More specifically, stringency index studies find that lockdowns in Europe and the United States only reduced COVID-19 mortality by 0.2% on average.
SIPOs were also ineffective, only reducing COVID-19 mortality by 2.9% on average. Specific NPI studies also find no broad-based evidence of noticeable effects on COVID-19 mortality.
While this meta-analysis concludes that lockdowns have had little to no public health effects, they have imposed enormous economic and social costs where they have been adopted. In consequence, lockdown policies are ill-founded.
Finally, allow us to broaden our perspective after presenting our meta-analysis that focuses on the following question: “What does the evidence tell us about the effects of lockdowns on mortality?”
We provide a firm answer to this question: The evidence fails to confirm that lockdowns have a significant effect in reducing COVID-19 mortality.

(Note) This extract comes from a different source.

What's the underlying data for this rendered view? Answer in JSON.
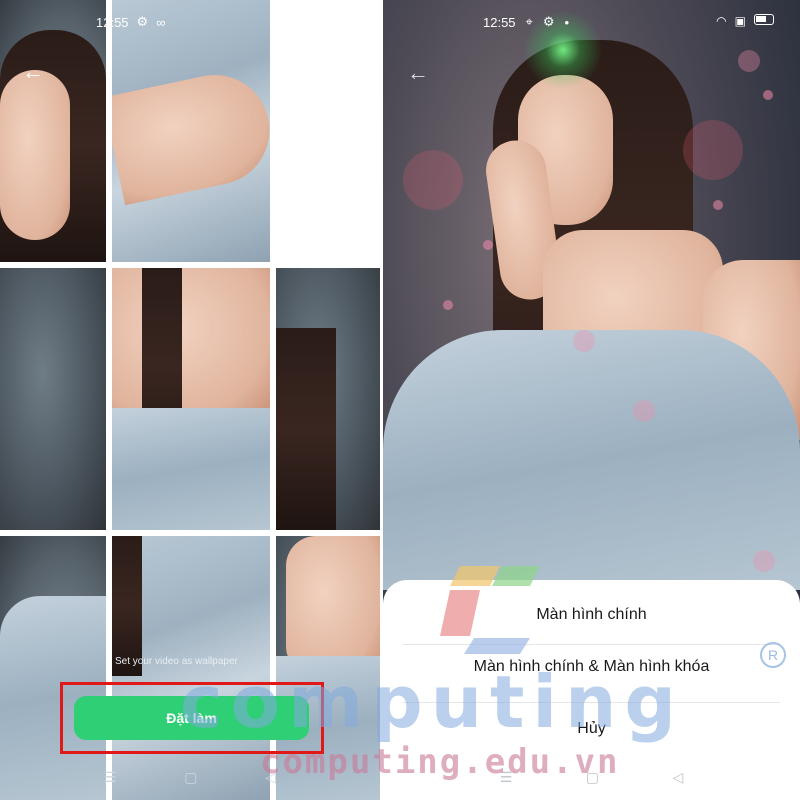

The effect is little to none.
The use of lockdowns is a unique feature of the COVID-19 pandemic. Lockdowns have not been used to such a large extent during any of the pandemics of the past century.
However, lockdowns during the initial phase of the COVID-19 pandemic have had devastating effects.
They have contributed to reducing economic activity, raising unemployment, reducing schooling, causing political unrest, contributing to domestic violence, and undermining liberal democracy.
These costs to society must be compared to the benefits of lockdowns, which our meta-analysis has shown are marginal at best. Such a standard benefit-cost calculation leads to a strong conclusion: lockdowns should be rejected out of hand as a pandemic policy instrument.